GOAL OF THE EXERCISE:
Go through the entries below line by line and tally those holding "Profit"; write only the tally.

= = = =

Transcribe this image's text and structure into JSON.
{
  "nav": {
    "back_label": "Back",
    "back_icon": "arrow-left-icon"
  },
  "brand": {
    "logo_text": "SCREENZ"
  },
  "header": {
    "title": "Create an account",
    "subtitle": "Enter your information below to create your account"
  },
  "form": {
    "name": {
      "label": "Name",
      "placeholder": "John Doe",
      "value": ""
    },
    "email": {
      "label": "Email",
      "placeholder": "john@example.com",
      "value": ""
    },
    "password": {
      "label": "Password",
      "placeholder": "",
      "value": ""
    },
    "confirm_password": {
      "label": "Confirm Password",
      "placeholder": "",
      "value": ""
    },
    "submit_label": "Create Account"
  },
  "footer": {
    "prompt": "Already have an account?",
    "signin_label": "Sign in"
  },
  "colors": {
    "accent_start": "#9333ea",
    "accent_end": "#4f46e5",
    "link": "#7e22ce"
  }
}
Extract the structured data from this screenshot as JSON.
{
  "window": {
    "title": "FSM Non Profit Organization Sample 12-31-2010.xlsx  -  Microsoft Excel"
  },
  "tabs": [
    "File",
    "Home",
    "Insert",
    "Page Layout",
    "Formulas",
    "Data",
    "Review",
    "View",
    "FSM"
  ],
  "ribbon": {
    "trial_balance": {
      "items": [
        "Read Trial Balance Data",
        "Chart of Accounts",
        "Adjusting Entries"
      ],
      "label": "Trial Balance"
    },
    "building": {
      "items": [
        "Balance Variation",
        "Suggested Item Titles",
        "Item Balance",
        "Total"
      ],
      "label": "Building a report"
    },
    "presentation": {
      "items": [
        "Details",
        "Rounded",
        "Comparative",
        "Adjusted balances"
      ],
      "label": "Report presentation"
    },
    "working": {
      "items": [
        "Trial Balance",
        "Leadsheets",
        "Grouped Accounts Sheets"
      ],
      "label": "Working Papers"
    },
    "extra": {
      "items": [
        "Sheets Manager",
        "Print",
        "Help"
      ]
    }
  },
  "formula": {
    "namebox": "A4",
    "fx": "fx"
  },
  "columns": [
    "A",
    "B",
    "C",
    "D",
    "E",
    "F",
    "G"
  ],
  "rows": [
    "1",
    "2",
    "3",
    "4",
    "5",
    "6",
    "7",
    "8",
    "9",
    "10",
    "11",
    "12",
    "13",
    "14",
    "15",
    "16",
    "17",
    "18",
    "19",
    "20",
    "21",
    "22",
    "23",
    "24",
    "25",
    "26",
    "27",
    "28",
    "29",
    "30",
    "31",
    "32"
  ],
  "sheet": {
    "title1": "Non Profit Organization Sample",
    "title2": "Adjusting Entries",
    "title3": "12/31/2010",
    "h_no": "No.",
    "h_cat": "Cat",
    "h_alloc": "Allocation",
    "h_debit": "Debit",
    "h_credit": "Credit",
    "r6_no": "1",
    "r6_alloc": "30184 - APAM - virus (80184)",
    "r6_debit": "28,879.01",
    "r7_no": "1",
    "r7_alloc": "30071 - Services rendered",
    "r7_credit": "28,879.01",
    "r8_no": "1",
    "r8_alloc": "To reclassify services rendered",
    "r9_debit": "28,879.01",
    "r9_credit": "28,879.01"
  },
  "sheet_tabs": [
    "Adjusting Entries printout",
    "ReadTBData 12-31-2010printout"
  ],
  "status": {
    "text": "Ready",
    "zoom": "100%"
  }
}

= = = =

TASK RESPONSE:
2